Yesterday, on their official security blog, Google announced that they are working on a Chrome extension that will make e-mail encryption a lot easier to use. Hooray.
This extension is still in close beta, but they posted the source code for anybody to inspect here.
The technology behind Google’s extension
Google will make this extension that will have end-to-end encryption based on the OpenPGP protocol.
For who is not familiar, this encryption exists for quite some time using the PGP (Pretty Good Privacy) and GnuPGP protocols.
Continue reading “Google makes e-mail encryption easier”
This morning, after turning on my Chrome browser, I noticed that the YouTube Options plugin doesn’t work anymore, as they have switched to a paid plan a while ago and have disabled the free one, which I already had installed, remotely. What you could do with YouTube Options:
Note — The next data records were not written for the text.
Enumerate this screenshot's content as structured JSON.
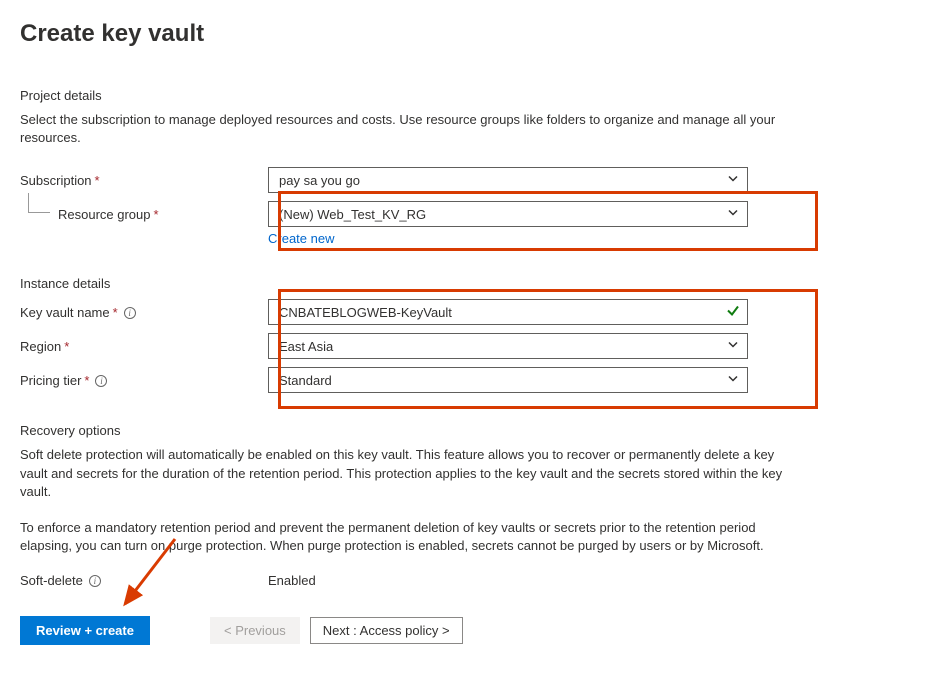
{
  "page_title": "Create key vault",
  "project_details": {
    "heading": "Project details",
    "description": "Select the subscription to manage deployed resources and costs. Use resource groups like folders to organize and manage all your resources.",
    "subscription": {
      "label": "Subscription",
      "value": "pay sa you go"
    },
    "resource_group": {
      "label": "Resource group",
      "value": "(New) Web_Test_KV_RG",
      "create_new": "Create new"
    }
  },
  "instance_details": {
    "heading": "Instance details",
    "key_vault_name": {
      "label": "Key vault name",
      "value": "CNBATEBLOGWEB-KeyVault"
    },
    "region": {
      "label": "Region",
      "value": "East Asia"
    },
    "pricing_tier": {
      "label": "Pricing tier",
      "value": "Standard"
    }
  },
  "recovery_options": {
    "heading": "Recovery options",
    "para1": "Soft delete protection will automatically be enabled on this key vault. This feature allows you to recover or permanently delete a key vault and secrets for the duration of the retention period. This protection applies to the key vault and the secrets stored within the key vault.",
    "para2": "To enforce a mandatory retention period and prevent the permanent deletion of key vaults or secrets prior to the retention period elapsing, you can turn on purge protection. When purge protection is enabled, secrets cannot be purged by users or by Microsoft.",
    "soft_delete": {
      "label": "Soft-delete",
      "value": "Enabled"
    }
  },
  "buttons": {
    "review_create": "Review + create",
    "previous": "< Previous",
    "next": "Next : Access policy >"
  }
}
- hide comments
- hide ads
- disable auto-play in general, or leave it on during playlists
- go automatically to a HD, or non-HD version of the clip, based on your connection
- hide player controls
- resize the video window
- hide other elements on the youtube page to a point where only the video is available
Continue reading “YouTube Options vs. Magic Actions – Customize your YouTube experience”
There is a rumour going around the internet that the new and widely expected Watch_Dogs game leaked torrent contains Bitcoin miners. For those who don’t know what bitcoin mining is, here is a Wikipedia link.
This infected copy is reported to come with a rogue process that does CPU mining and can take 25% or more of your CPU speed. As such, your computer will feel sluggish and you it will likely be hard to get out. The process is called winlogin.exe according to what I’ve seen.
I think this is rather ironic since the subject of the game is hacking and controlling computers and systems :-).
There is a lengthy discussion going on on the NeoGAF forum.
This is not a big surprise as malware has been present on many torrent files. I do believe that this was a big issue with the torrent for GTA IV came out. The surprise is that people are shocked. Really? You download pirated content and you expect the people who spent time pirating it to not gain anything? I mean, sure, I’ve heard about pirating groups that do this for pleasure, or fun, but there will be others that do this just because they are nasty.
I don’t encourage piracy, but if you are going to download something like that, make sure you know how to troubleshoot your system and check it for anti-viruses, but also for rogue processes that might not necessarily be viruses.
Most importantly, don’t download shady torrents and files from unknown sources on your work computer, that you rely on to not crash, or to not lose your data. That’s my 2 cents on the subject.